Marshal: A member of the Order who helps organize and conduct its ceremonies. Marshals are recognized by the long wands they carry while performing their ceremonial duties.
Mantle: A garment designated members of the Order are permitted to wear.
Member: Entry level grade (grade V) for a person being invested in the Order (MStJ). This grade was formerly called Serving Brother or Serving Sister, but was changed to match the terminology of other British Orders.
Muristan Society: Named for the district of Jerusalem where the original St John Hospice was located, the Muristan Society is made up of those who have included the priory in their estate planning.
Oblation: An annual contribution of $1,000 is expected of all members of the Priory in the United States.
Officer: A member of the Order in grade IV. (OStJ)
Order of Chivalry: A body devoted to the ideals of chivalry and headed or recognized by a sovereign (or formerly sovereign) power. Many orders of chivalry are honorific. Others, including the Orders of St John, are "serving orders" whose members are obligated to continuing efforts to fulfill their order's mission.
Order of Malta: The Sovereign Military Hospitaller Order of St John of Jerusalem, of Rhodes, and of Malta (SMOM) is the Roman Catholic inheritor of the Knights Hospitaller. It is a sovereign state in international law and conducts charitable work throughout the world, sometimes in conjunction with The Most Venerable Order and the other Alliance Orders of St John.
Order of St John: The short name either for the historic Knights Hospitaller or, more commonly, the Most Venerable Order of the Hospital of St John of Jerusalem.
Post-nominal letters: Letters following the name that indicate (among other things) an honor from the Queen. For a member of Commander grade this would appear as “John Smith, CStJ”. Unlike members of the state orders of chivalry, members of the Order of St John use their post-nominal letters only in the context of their work with the Order.
Prelate: The chief ecclesiastical official of the Order and one of its Great Officers. The Prelate is always a bishop of the Church of England. A sub-prelate is the chief ecclesiastical official of each priory, and may be an Anglican bishop or someone with “other eminent status in the Christian Church.” In Scotland the sub-prelate is always a minister of the established Church of Scotland (Presbyterian). In the United States the sub-prelate has traditionally been a bishop of the Episcopal Church.

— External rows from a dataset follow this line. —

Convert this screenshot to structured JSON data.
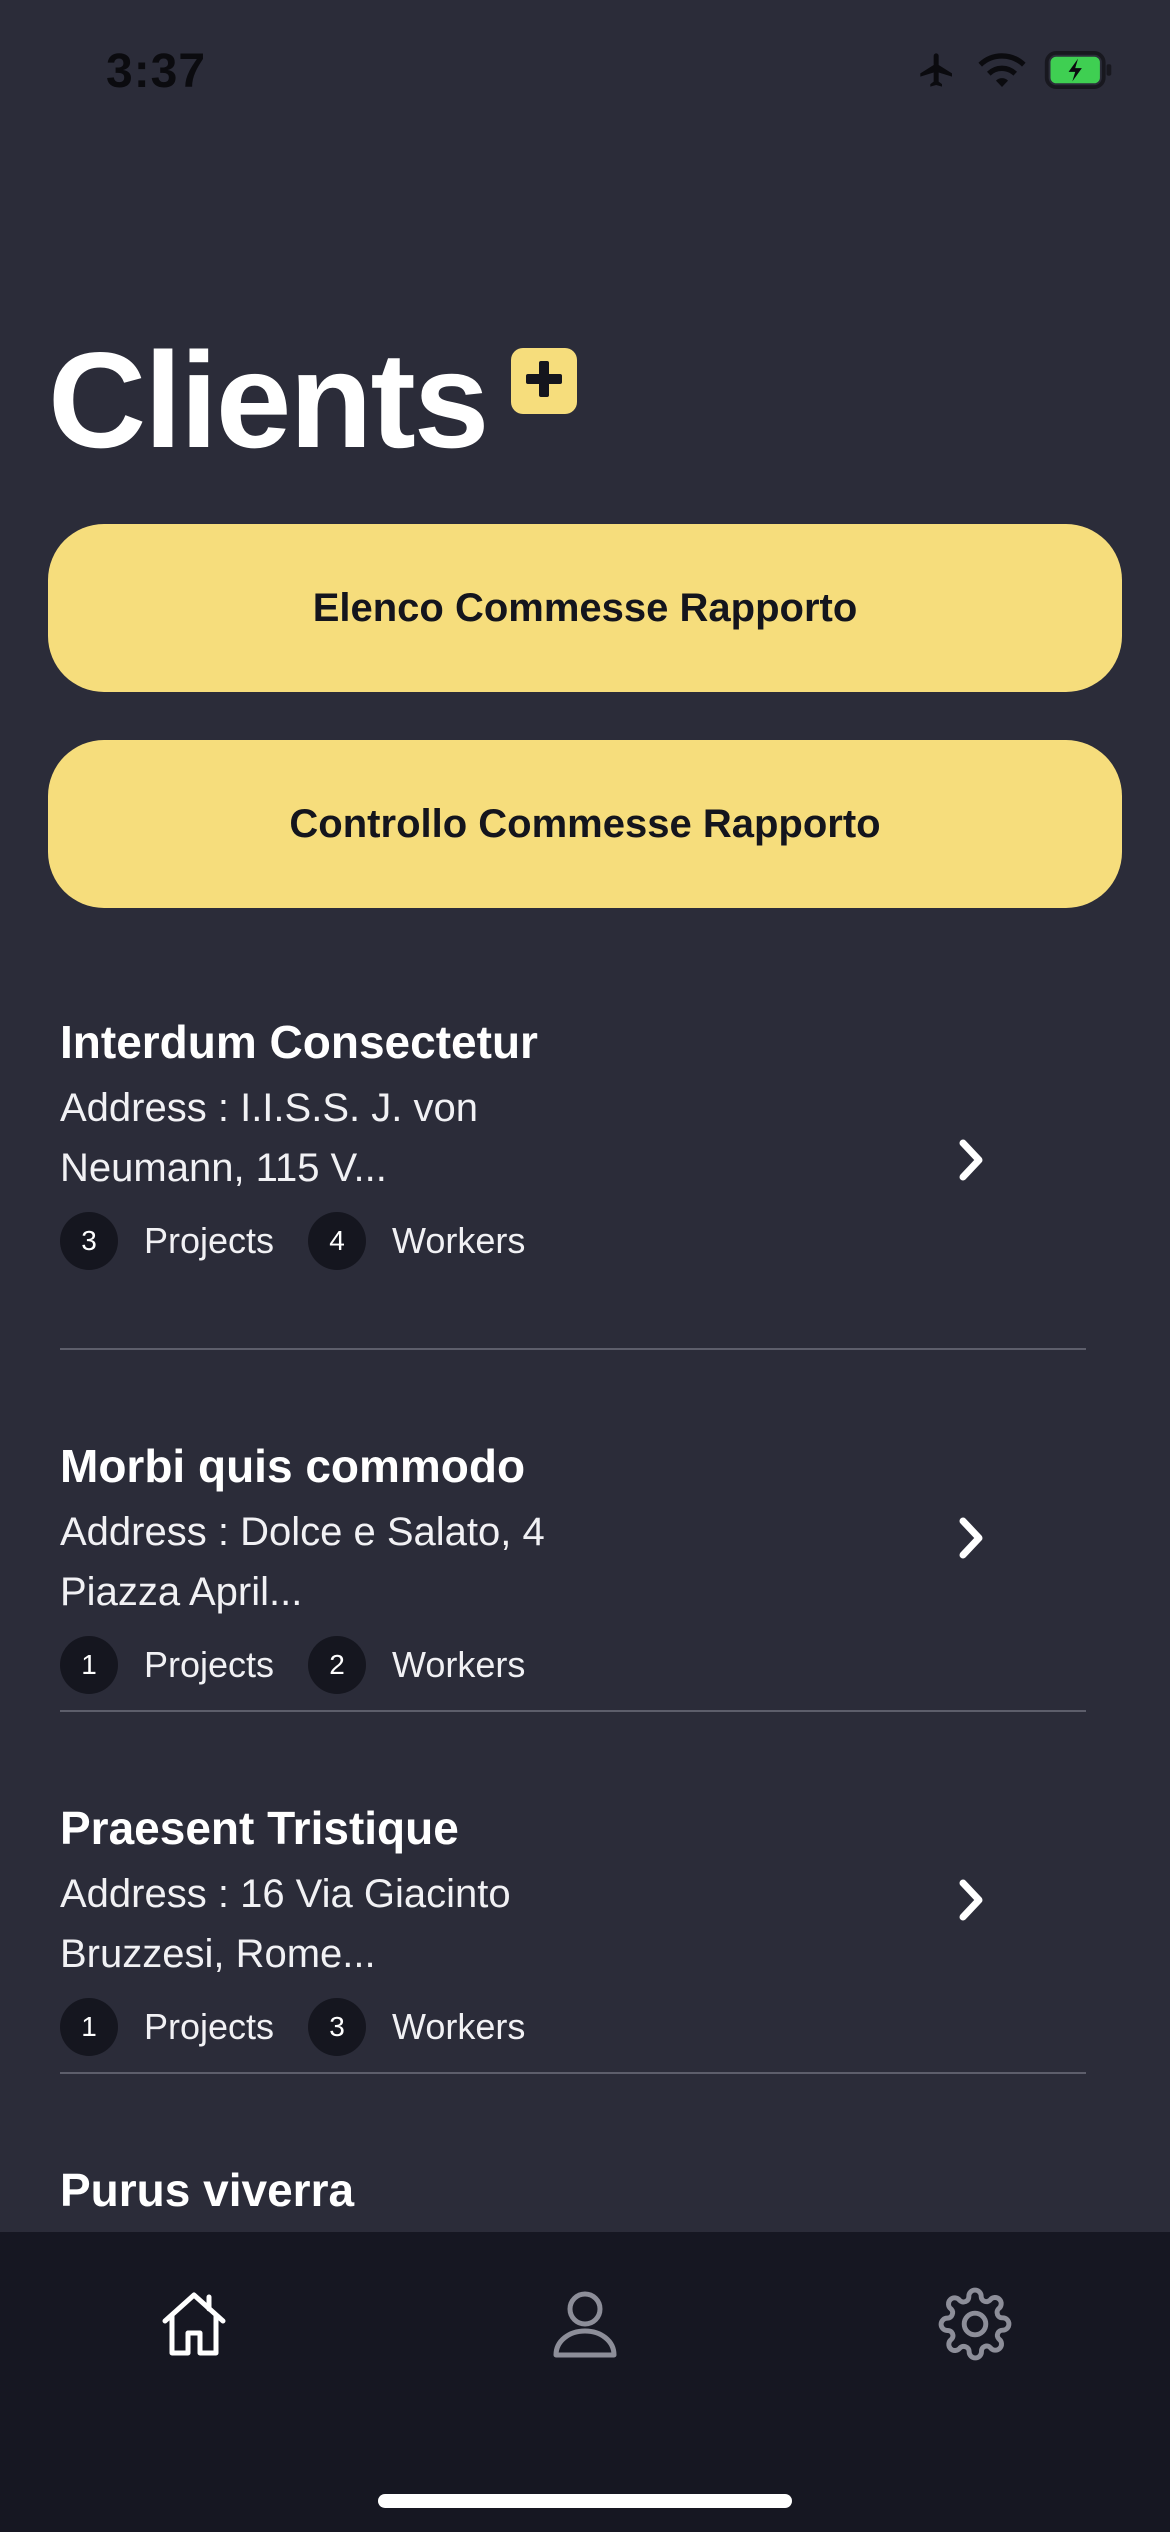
{
  "status_bar": {
    "time": "3:37",
    "icons": [
      "airplane-icon",
      "wifi-icon",
      "battery-charging-icon"
    ]
  },
  "header": {
    "title": "Clients",
    "add_icon": "plus-square-icon"
  },
  "actions": {
    "elenco_label": "Elenco Commesse Rapporto",
    "controllo_label": "Controllo Commesse Rapporto"
  },
  "clients": [
    {
      "name": "Interdum Consectetur",
      "address": "Address : I.I.S.S. J. von Neumann, 115 V...",
      "projects_count": "3",
      "projects_label": "Projects",
      "workers_count": "4",
      "workers_label": "Workers"
    },
    {
      "name": "Morbi quis commodo",
      "address": "Address : Dolce e Salato, 4 Piazza April...",
      "projects_count": "1",
      "projects_label": "Projects",
      "workers_count": "2",
      "workers_label": "Workers"
    },
    {
      "name": "Praesent Tristique",
      "address": "Address : 16 Via Giacinto Bruzzesi, Rome...",
      "projects_count": "1",
      "projects_label": "Projects",
      "workers_count": "3",
      "workers_label": "Workers"
    },
    {
      "name": "Purus viverra"
    }
  ],
  "tab_bar": {
    "tabs": [
      "home-icon",
      "profile-icon",
      "settings-icon"
    ],
    "active": "home-icon"
  },
  "colors": {
    "background": "#2b2c39",
    "accent": "#f6dd7c",
    "tab_bar": "#161722"
  }
}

Prior: The head of one of the eight major constituent parts of the Order of St John.
Priory: One of the eight major constituent parts of the Order of St John. There are Priories in Canada, Australia, Scotland, Wales, New Zealand, South Africa, The United States, and England and the Islands.
St John Association: A St John body in a country or territory which cannot support a full-fledged priory. There are St John Associations across the world in places ranging from Antigua to Zimbabwe.
St John's Gate, Clerkenwell: St John’s Gate is a popular London tourist destination that includes the
historic gatehouse of the medieval headquarters of the Priory of England. The Gate was sold off after the dissolution of the monasteries by Henry VIII and was reacquired by the Order of St John in the nineteenth century. This location includes the newly renovated Order of St John Museum, re-opened in fall of 2010 as well as ceremonial rooms, a library and administrative offices. See the museum’s web site at [www.museumstjohn.org.uk].
Supporters: Beasts or human figures that hold the coats of arms of very distinguished people and institutions. The supporters of the British Royal Arms, the Lion of England and the Unicorn of Scotland, form part of the badge of the Most Venerable Order of St John.
—Compiled by Professor Brian Abel Ragen, KStJ 5.23.11